@Daryl, I did it with my PAG-240 with some difficulty. I broke the glass film while lifting the polarizing film off. I CANNOT STRESS THIS enough. TAKE YOUR TIME. The film was 90% off using the razor method when I used my hand to finish the rest...resist the urge. Long story short. I had to replace both glass film with other material, applied the neg polar, worked not bad for negative viewing. Also, the sensor plug is challenging to re-plug in, not to mention the (face-side) springs into the recessed holes.
Semi-off topic, but I have a PAW-1500Y. Any idea how to reverse the display from negative to positive on that one? I find the neg a bit difficult to negotiate. Thanks in advance.
Thanks so much for the tutorial. A few days ago my Mudman bit the dust so I decided to try your method on my new Timex Ironman. I posted a tutorial of the process, and just wanted to share. You'll note at the bottom that I gave credit to ITS.
It worked great - thanks for the awesome tutorial! Link below:

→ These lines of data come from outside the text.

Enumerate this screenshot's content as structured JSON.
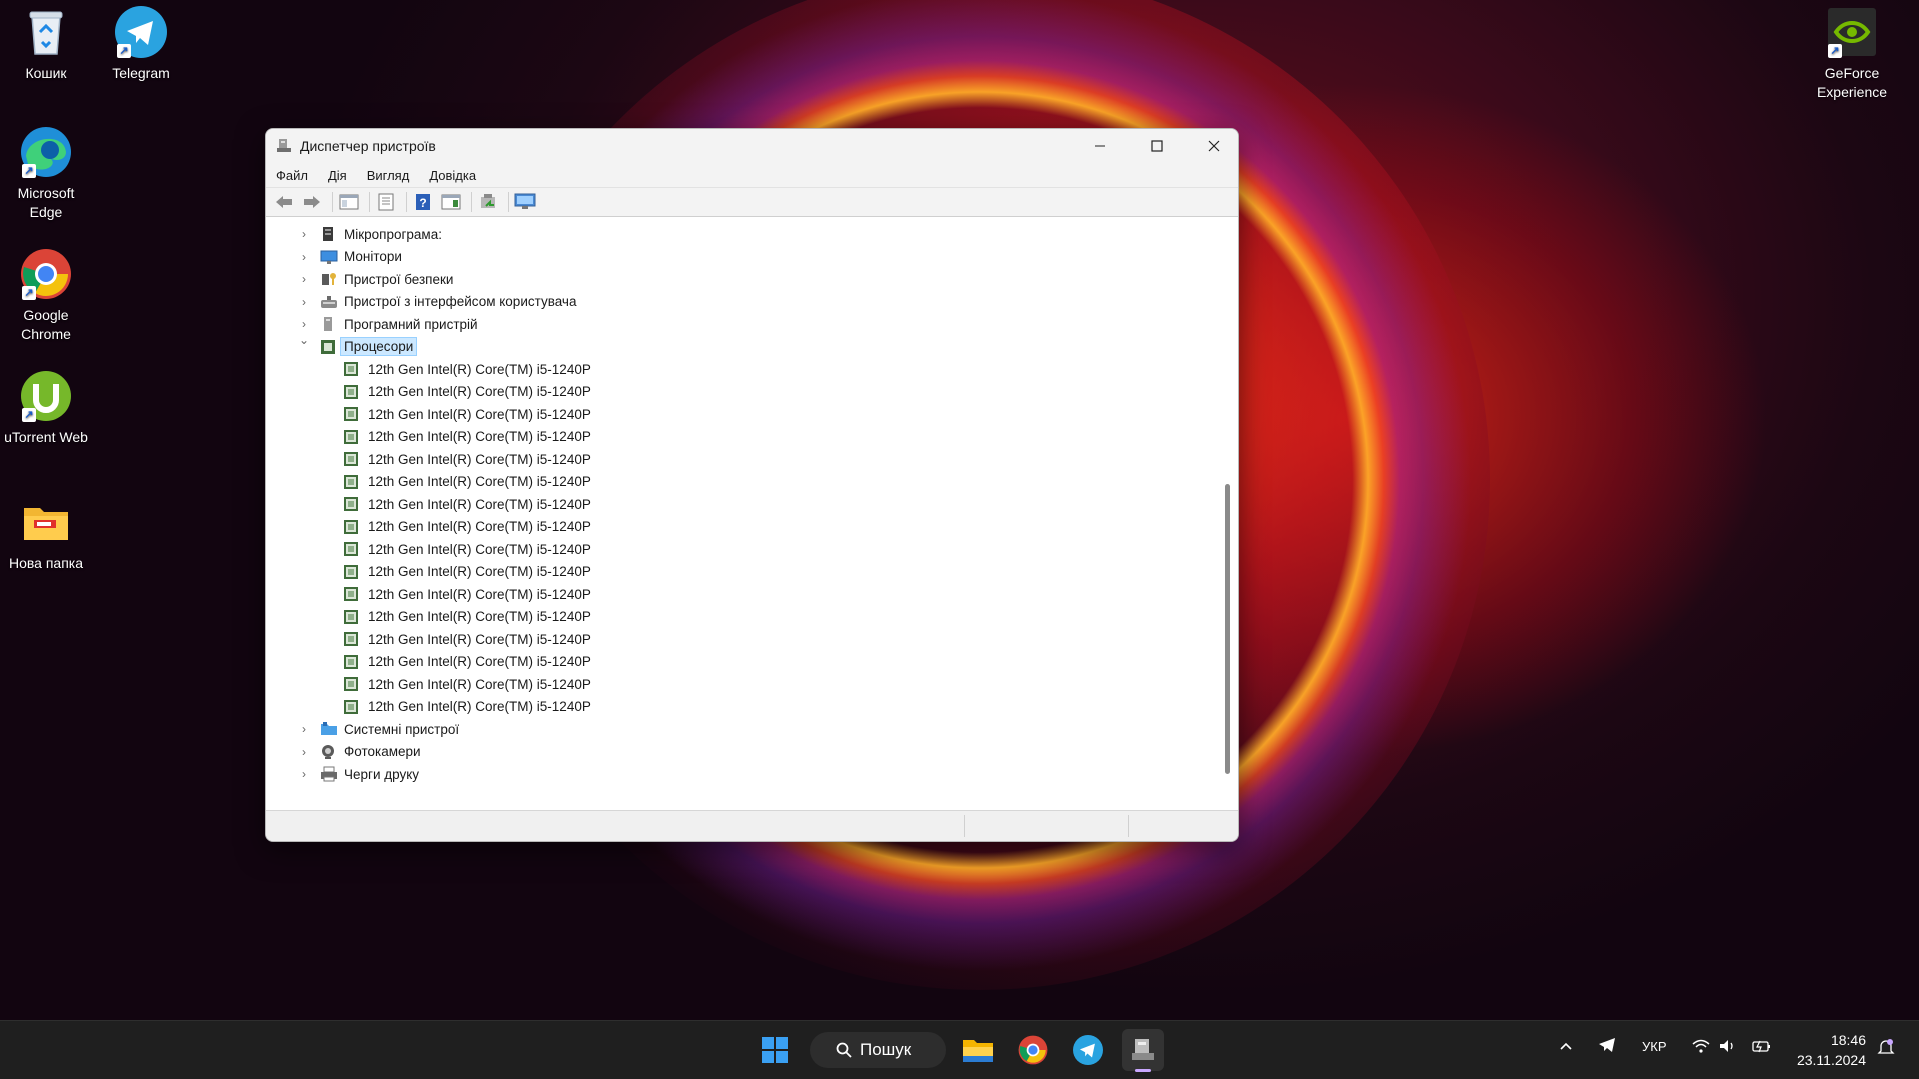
{
  "desktop": {
    "icons": [
      {
        "label": "Кошик"
      },
      {
        "label": "Telegram"
      },
      {
        "label": "Microsoft Edge"
      },
      {
        "label": "Google Chrome"
      },
      {
        "label": "uTorrent Web"
      },
      {
        "label": "Нова папка"
      },
      {
        "label": "GeForce Experience"
      }
    ]
  },
  "window": {
    "title": "Диспетчер пристроїв",
    "menu": [
      "Файл",
      "Дія",
      "Вигляд",
      "Довідка"
    ],
    "tree": {
      "categories_before": [
        {
          "label": "Мікропрограма:",
          "icon": "firmware-icon"
        },
        {
          "label": "Монітори",
          "icon": "monitor-icon"
        },
        {
          "label": "Пристрої безпеки",
          "icon": "security-devices-icon"
        },
        {
          "label": "Пристрої з інтерфейсом користувача",
          "icon": "hid-icon"
        },
        {
          "label": "Програмний пристрій",
          "icon": "software-device-icon"
        }
      ],
      "expanded_category": {
        "label": "Процесори",
        "icon": "processor-icon",
        "selected": true
      },
      "processors": [
        "12th Gen Intel(R) Core(TM) i5-1240P",
        "12th Gen Intel(R) Core(TM) i5-1240P",
        "12th Gen Intel(R) Core(TM) i5-1240P",
        "12th Gen Intel(R) Core(TM) i5-1240P",
        "12th Gen Intel(R) Core(TM) i5-1240P",
        "12th Gen Intel(R) Core(TM) i5-1240P",
        "12th Gen Intel(R) Core(TM) i5-1240P",
        "12th Gen Intel(R) Core(TM) i5-1240P",
        "12th Gen Intel(R) Core(TM) i5-1240P",
        "12th Gen Intel(R) Core(TM) i5-1240P",
        "12th Gen Intel(R) Core(TM) i5-1240P",
        "12th Gen Intel(R) Core(TM) i5-1240P",
        "12th Gen Intel(R) Core(TM) i5-1240P",
        "12th Gen Intel(R) Core(TM) i5-1240P",
        "12th Gen Intel(R) Core(TM) i5-1240P",
        "12th Gen Intel(R) Core(TM) i5-1240P"
      ],
      "categories_after": [
        {
          "label": "Системні пристрої",
          "icon": "system-devices-icon"
        },
        {
          "label": "Фотокамери",
          "icon": "camera-icon"
        },
        {
          "label": "Черги друку",
          "icon": "print-queue-icon"
        }
      ]
    }
  },
  "taskbar": {
    "search_label": "Пошук",
    "language": "УКР",
    "time": "18:46",
    "date": "23.11.2024"
  },
  "colors": {
    "selection": "#cce8ff",
    "selection_border": "#99d1ff",
    "taskbar_bg": "#1f1f1f"
  }
}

Hi Brian! Thanks so much for the tutorial. A few days ago my Mudman bit the dust so I decided to try your method on my new Timex Ironman. I posted a tutorial of the process, and just wanted to share. You'll note at the bottom that I gave credit to ITS. It worked great - thanks for the awesome tutorial! Link below: http://i.imgur.com/cYItq.jpg
thanks a lot for great guide, you inspired me to buy new G's and polarizing film just to try it out.

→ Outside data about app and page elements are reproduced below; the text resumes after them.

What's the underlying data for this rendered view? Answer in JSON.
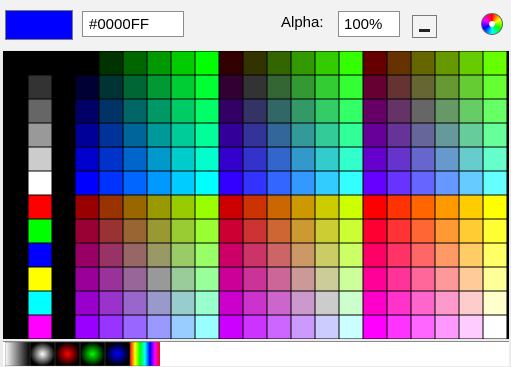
{
  "current_color": "#0000FF",
  "hex_value": "#0000FF",
  "alpha_label": "Alpha:",
  "alpha_value": "100%",
  "grays": [
    "#333333",
    "#666666",
    "#999999",
    "#CCCCCC",
    "#FFFFFF"
  ],
  "primaries": [
    "#FF0000",
    "#00FF00",
    "#0000FF",
    "#FFFF00",
    "#00FFFF",
    "#FF00FF"
  ],
  "gradients": [
    {
      "name": "gradient-linear-black-white",
      "stops": [
        "#ffffff",
        "#000000"
      ],
      "kind": "linear"
    },
    {
      "name": "gradient-radial-white-black",
      "stops": [
        "#ffffff",
        "#000000"
      ],
      "kind": "radial"
    },
    {
      "name": "gradient-radial-red",
      "stops": [
        "#ff0000",
        "#000000"
      ],
      "kind": "radial"
    },
    {
      "name": "gradient-radial-green",
      "stops": [
        "#00ff00",
        "#000000"
      ],
      "kind": "radial"
    },
    {
      "name": "gradient-radial-blue",
      "stops": [
        "#0000ff",
        "#000000"
      ],
      "kind": "radial"
    },
    {
      "name": "gradient-linear-spectrum",
      "stops": [
        "#ff0000",
        "#ffff00",
        "#00ff00",
        "#00ffff",
        "#0000ff",
        "#ff00ff",
        "#ff0000"
      ],
      "kind": "linear"
    }
  ]
}
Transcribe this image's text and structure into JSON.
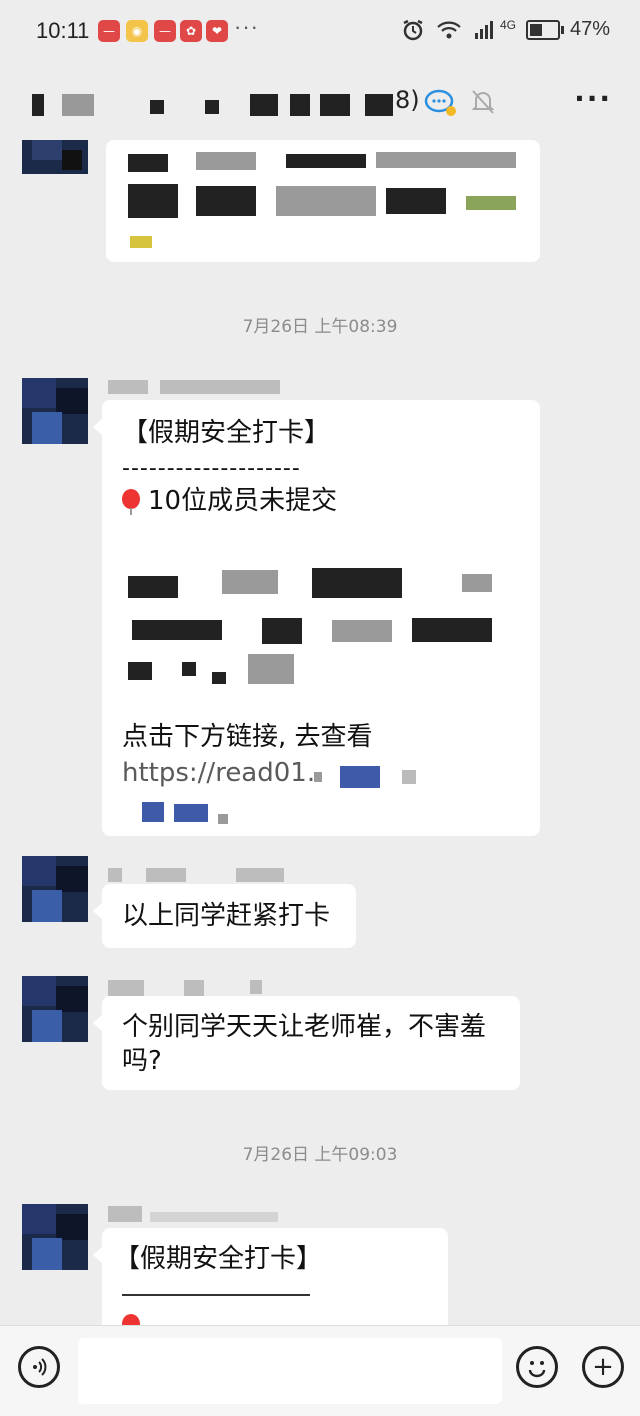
{
  "status_bar": {
    "time": "10:11",
    "more_indicator": "···",
    "battery_percent": "47%",
    "battery_level": 0.47,
    "network_label": "4G",
    "icons": [
      "alarm-icon",
      "wifi-icon",
      "signal-icon",
      "battery-icon"
    ]
  },
  "chat_header": {
    "title_suffix": "8)",
    "icons": [
      "chat-bubble-icon",
      "mute-bell-icon",
      "more-menu-icon"
    ],
    "menu_label": "···"
  },
  "messages": [
    {
      "type": "text_redacted",
      "redacted": true
    },
    {
      "type": "timestamp",
      "text": "7月26日 上午08:39"
    },
    {
      "type": "card",
      "title": "【假期安全打卡】",
      "divider": "--------------------",
      "summary": "10位成员未提交",
      "prompt": "点击下方链接, 去查看",
      "link": "https://read01."
    },
    {
      "type": "text",
      "text": "以上同学赶紧打卡"
    },
    {
      "type": "text",
      "text": "个别同学天天让老师崔，不害羞吗?"
    },
    {
      "type": "timestamp",
      "text": "7月26日 上午09:03"
    },
    {
      "type": "card_partial",
      "title": "【假期安全打卡】"
    }
  ],
  "input_bar": {
    "placeholder": "",
    "icons": [
      "voice-icon",
      "emoji-icon",
      "add-icon"
    ],
    "add_label": "+"
  },
  "colors": {
    "background": "#ededed",
    "bubble": "#ffffff",
    "timestamp": "#8c8c8c",
    "notification_badge": "#e04848"
  }
}
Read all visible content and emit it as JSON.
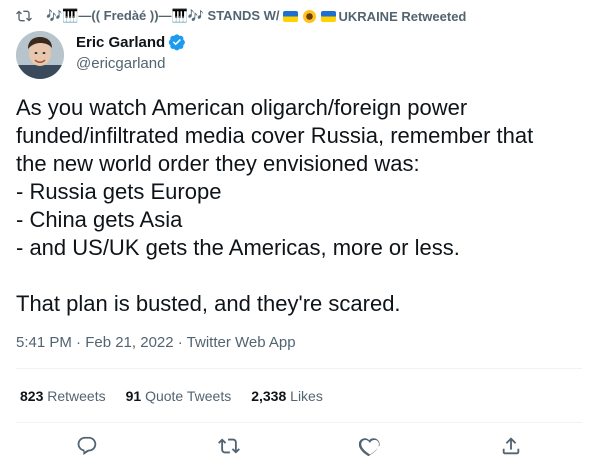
{
  "retweet": {
    "prefix": "🎶🎹—(( Fredàé ))—🎹🎶 STANDS W/",
    "suffix": " UKRAINE Retweeted"
  },
  "author": {
    "name": "Eric Garland",
    "handle": "@ericgarland"
  },
  "tweet": {
    "lines": [
      "As you watch American oligarch/foreign power",
      "funded/infiltrated media cover Russia, remember that",
      "the new world order they envisioned was:",
      "- Russia gets Europe",
      "- China gets Asia",
      "- and US/UK gets the Americas, more or less.",
      "",
      "That plan is busted, and they're scared."
    ],
    "timestamp": "5:41 PM · Feb 21, 2022 · Twitter Web App"
  },
  "stats": {
    "retweets_count": "823",
    "retweets_label": "Retweets",
    "quotes_count": "91",
    "quotes_label": "Quote Tweets",
    "likes_count": "2,338",
    "likes_label": "Likes"
  },
  "colors": {
    "text": "#0f1419",
    "secondary": "#536471",
    "verified": "#1d9bf0",
    "divider": "#eff3f4"
  }
}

If it works out I would like to try that on my Pathfinders. Any pointers on how to disassemble those (as I was unable to find any guide on Youtube).

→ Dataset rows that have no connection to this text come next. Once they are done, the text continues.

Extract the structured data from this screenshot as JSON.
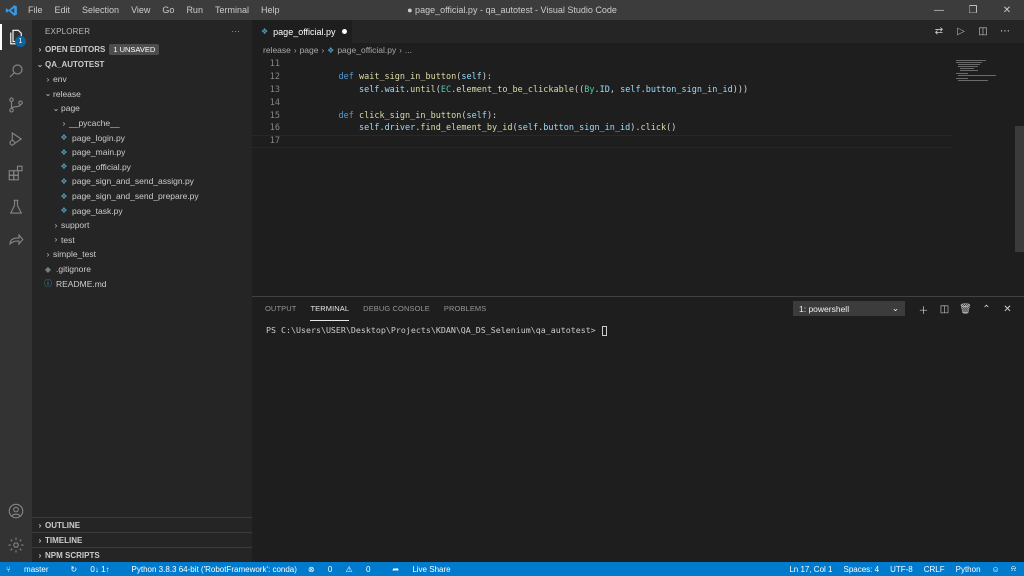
{
  "titlebar": {
    "menus": [
      "File",
      "Edit",
      "Selection",
      "View",
      "Go",
      "Run",
      "Terminal",
      "Help"
    ],
    "window_title": "● page_official.py - qa_autotest - Visual Studio Code"
  },
  "activity": {
    "explorer_badge": "1"
  },
  "sidebar": {
    "title": "EXPLORER",
    "more": "···",
    "open_editors": "OPEN EDITORS",
    "unsaved_badge": "1 UNSAVED",
    "root": "QA_AUTOTEST",
    "tree": [
      {
        "label": "env",
        "kind": "folder",
        "depth": 1,
        "open": false
      },
      {
        "label": "release",
        "kind": "folder",
        "depth": 1,
        "open": true
      },
      {
        "label": "page",
        "kind": "folder",
        "depth": 2,
        "open": true
      },
      {
        "label": "__pycache__",
        "kind": "folder",
        "depth": 3,
        "open": false
      },
      {
        "label": "page_login.py",
        "kind": "py",
        "depth": 3
      },
      {
        "label": "page_main.py",
        "kind": "py",
        "depth": 3
      },
      {
        "label": "page_official.py",
        "kind": "py",
        "depth": 3
      },
      {
        "label": "page_sign_and_send_assign.py",
        "kind": "py",
        "depth": 3
      },
      {
        "label": "page_sign_and_send_prepare.py",
        "kind": "py",
        "depth": 3
      },
      {
        "label": "page_task.py",
        "kind": "py",
        "depth": 3
      },
      {
        "label": "support",
        "kind": "folder",
        "depth": 2,
        "open": false
      },
      {
        "label": "test",
        "kind": "folder",
        "depth": 2,
        "open": false
      },
      {
        "label": "simple_test",
        "kind": "folder",
        "depth": 1,
        "open": false
      },
      {
        "label": ".gitignore",
        "kind": "git",
        "depth": 1
      },
      {
        "label": "README.md",
        "kind": "info",
        "depth": 1
      }
    ],
    "outline": "OUTLINE",
    "timeline": "TIMELINE",
    "npm_scripts": "NPM SCRIPTS"
  },
  "editor": {
    "tab_label": "page_official.py",
    "breadcrumb": [
      "release",
      "page",
      "page_official.py",
      "..."
    ],
    "lines": [
      {
        "n": "11",
        "code": ""
      },
      {
        "n": "12",
        "code": "    def wait_sign_in_button(self):"
      },
      {
        "n": "13",
        "code": "        self.wait.until(EC.element_to_be_clickable((By.ID, self.button_sign_in_id)))"
      },
      {
        "n": "14",
        "code": ""
      },
      {
        "n": "15",
        "code": "    def click_sign_in_button(self):"
      },
      {
        "n": "16",
        "code": "        self.driver.find_element_by_id(self.button_sign_in_id).click()"
      },
      {
        "n": "17",
        "code": ""
      }
    ]
  },
  "panel": {
    "tabs": [
      "OUTPUT",
      "TERMINAL",
      "DEBUG CONSOLE",
      "PROBLEMS"
    ],
    "active_tab": "TERMINAL",
    "terminal_select": "1: powershell",
    "prompt": "PS C:\\Users\\USER\\Desktop\\Projects\\KDAN\\QA_DS_Selenium\\qa_autotest> "
  },
  "statusbar": {
    "branch": "master",
    "sync": "0↓ 1↑",
    "interpreter": "Python 3.8.3 64-bit ('RobotFramework': conda)",
    "errors": "0",
    "warnings": "0",
    "live_share": "Live Share",
    "position": "Ln 17, Col 1",
    "spaces": "Spaces: 4",
    "encoding": "UTF-8",
    "eol": "CRLF",
    "language": "Python"
  },
  "colors": {
    "accent": "#007acc",
    "titlebar": "#3c3c3c",
    "sidebar": "#252526",
    "editor": "#1e1e1e"
  }
}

Thanks a lot!
Hi Brian, thanks a lot for great guide, you inspired me to buy new G's and polarizing film just to try it out. If it works out I would like to try that on my Pathfinders. Any pointers on how to disassemble those (as I was unable to find any guide on Youtube). Thanks a lot! Tom
Matt, yes it can be done with the Pathfinder models. There are some slightly different disassembly method, but the process of removing the polarizing film and swapping it out is exactly the same.
Joe, I have several Atomic, solar G-shocks that I have done this to - it's not an issue. The polarizing film does not cover the solar panels at all so it doesn't change it.
Brain, Great work with the conversion! I am curious if this would work with any of the Pathfinder models as i have the PAG-40. Thank you for your time.
This is a really cool article. I'm not a big digital fan, but this has me wanting to get one just to try it! Thanks!
I have a Solar Atomic G-Shock GW-500A that I got for my birthday, any special pointer in doing the mod to my watch since it has solar panels in the face.
My Casio G-Shock Mudman (G-9000) already has a reversed screen from the factory. This same process will work for any LCD screened watch and depending on the type of filter, you may be able to use the same one by flipping it over, rather than rotating it. I used to do this to all my school calculators as a kid, that and painting them OD green :D
What would it take to remove the lettering around the face of the watch? ...the stuff behind the crystal? Then it'll really be "stealth!"
At least on the watch I'm wearing right now (Casio DW-9052), the backlight illuminates only the parts that are NOT black. I think the purpose of this mod, other than looking cool, is to minimize the light pollution when the backlight is activated at night. The glow is actually considerable when it's full dark.
I would think Casio would have this as one of their options, at least on some models. I like it better. Seems like a bit of work though. If it took you 4, OK, 1-2 hours, it would probably take me 6-7:) One more thing, wouldn't an Exacto knife do as well--I imagine they are easier to find.
Very cool little project. Would have liked to seen the illumination when the watch was done. But I guess whatever is black = lights up. So the background would light up instead of the numbers.
Very cool little project. Would have liked to seen the illumination when the watch was done. But I guess whatever is black = lights up. So the background would light up instead of the numbers. /Mark